» What this task involves
Word for word, restate the records that come next, omitting the images.

» Records
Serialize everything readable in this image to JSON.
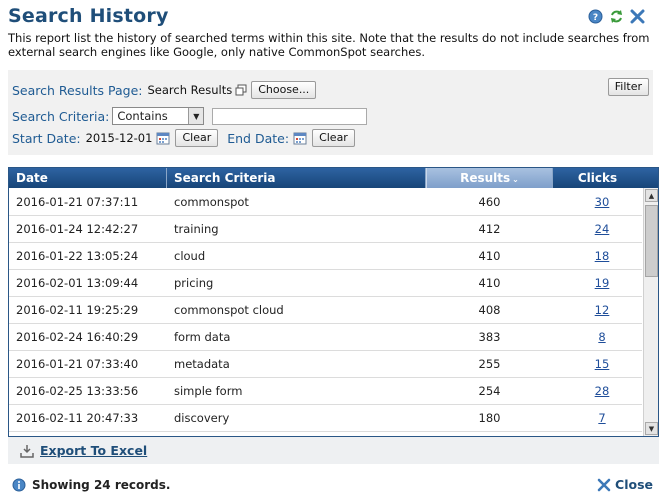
{
  "page": {
    "title": "Search History",
    "description": "This report list the history of searched terms within this site. Note that the results do not include searches from external search engines like Google, only native CommonSpot searches."
  },
  "filters": {
    "results_page_label": "Search Results Page:",
    "results_page_value": "Search Results",
    "choose_label": "Choose...",
    "filter_label": "Filter",
    "criteria_label": "Search Criteria:",
    "criteria_mode": "Contains",
    "criteria_text": "",
    "start_label": "Start Date:",
    "start_value": "2015-12-01",
    "end_label": "End Date:",
    "clear_label": "Clear"
  },
  "table": {
    "columns": [
      "Date",
      "Search Criteria",
      "Results",
      "Clicks"
    ],
    "rows": [
      {
        "date": "2016-01-21 07:37:11",
        "criteria": "commonspot",
        "results": "460",
        "clicks": "30"
      },
      {
        "date": "2016-01-24 12:42:27",
        "criteria": "training",
        "results": "412",
        "clicks": "24"
      },
      {
        "date": "2016-01-22 13:05:24",
        "criteria": "cloud",
        "results": "410",
        "clicks": "18"
      },
      {
        "date": "2016-02-01 13:09:44",
        "criteria": "pricing",
        "results": "410",
        "clicks": "19"
      },
      {
        "date": "2016-02-11 19:25:29",
        "criteria": "commonspot cloud",
        "results": "408",
        "clicks": "12"
      },
      {
        "date": "2016-02-24 16:40:29",
        "criteria": "form data",
        "results": "383",
        "clicks": "8"
      },
      {
        "date": "2016-01-21 07:33:40",
        "criteria": "metadata",
        "results": "255",
        "clicks": "15"
      },
      {
        "date": "2016-02-25 13:33:56",
        "criteria": "simple form",
        "results": "254",
        "clicks": "28"
      },
      {
        "date": "2016-02-11 20:47:33",
        "criteria": "discovery",
        "results": "180",
        "clicks": "7"
      }
    ]
  },
  "export_label": "Export To Excel",
  "footer": {
    "records_text": "Showing 24 records.",
    "close_label": "Close"
  },
  "icons": {
    "help": "help-icon",
    "refresh": "refresh-icon",
    "close": "close-icon",
    "popup": "popup-icon",
    "calendar": "calendar-icon",
    "export": "export-icon",
    "info": "info-icon"
  },
  "colors": {
    "title": "#1f4e79",
    "label": "#1f5b93",
    "header_bg": "#1f5290",
    "sorted_header_bg": "#94b1d6",
    "link": "#1f4e9a"
  }
}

» Response to this task
Serialize everything readable in this image to JSON.
{
  "page": {
    "title": "Search History",
    "description": "This report list the history of searched terms within this site. Note that the results do not include searches from external search engines like Google, only native CommonSpot searches."
  },
  "filters": {
    "results_page_label": "Search Results Page:",
    "results_page_value": "Search Results",
    "choose_label": "Choose...",
    "filter_label": "Filter",
    "criteria_label": "Search Criteria:",
    "criteria_mode": "Contains",
    "criteria_text": "",
    "start_label": "Start Date:",
    "start_value": "2015-12-01",
    "end_label": "End Date:",
    "clear_label": "Clear"
  },
  "table": {
    "columns": [
      "Date",
      "Search Criteria",
      "Results",
      "Clicks"
    ],
    "rows": [
      {
        "date": "2016-01-21 07:37:11",
        "criteria": "commonspot",
        "results": "460",
        "clicks": "30"
      },
      {
        "date": "2016-01-24 12:42:27",
        "criteria": "training",
        "results": "412",
        "clicks": "24"
      },
      {
        "date": "2016-01-22 13:05:24",
        "criteria": "cloud",
        "results": "410",
        "clicks": "18"
      },
      {
        "date": "2016-02-01 13:09:44",
        "criteria": "pricing",
        "results": "410",
        "clicks": "19"
      },
      {
        "date": "2016-02-11 19:25:29",
        "criteria": "commonspot cloud",
        "results": "408",
        "clicks": "12"
      },
      {
        "date": "2016-02-24 16:40:29",
        "criteria": "form data",
        "results": "383",
        "clicks": "8"
      },
      {
        "date": "2016-01-21 07:33:40",
        "criteria": "metadata",
        "results": "255",
        "clicks": "15"
      },
      {
        "date": "2016-02-25 13:33:56",
        "criteria": "simple form",
        "results": "254",
        "clicks": "28"
      },
      {
        "date": "2016-02-11 20:47:33",
        "criteria": "discovery",
        "results": "180",
        "clicks": "7"
      }
    ]
  },
  "export_label": "Export To Excel",
  "footer": {
    "records_text": "Showing 24 records.",
    "close_label": "Close"
  },
  "icons": {
    "help": "help-icon",
    "refresh": "refresh-icon",
    "close": "close-icon",
    "popup": "popup-icon",
    "calendar": "calendar-icon",
    "export": "export-icon",
    "info": "info-icon"
  },
  "colors": {
    "title": "#1f4e79",
    "label": "#1f5b93",
    "header_bg": "#1f5290",
    "sorted_header_bg": "#94b1d6",
    "link": "#1f4e9a"
  }
}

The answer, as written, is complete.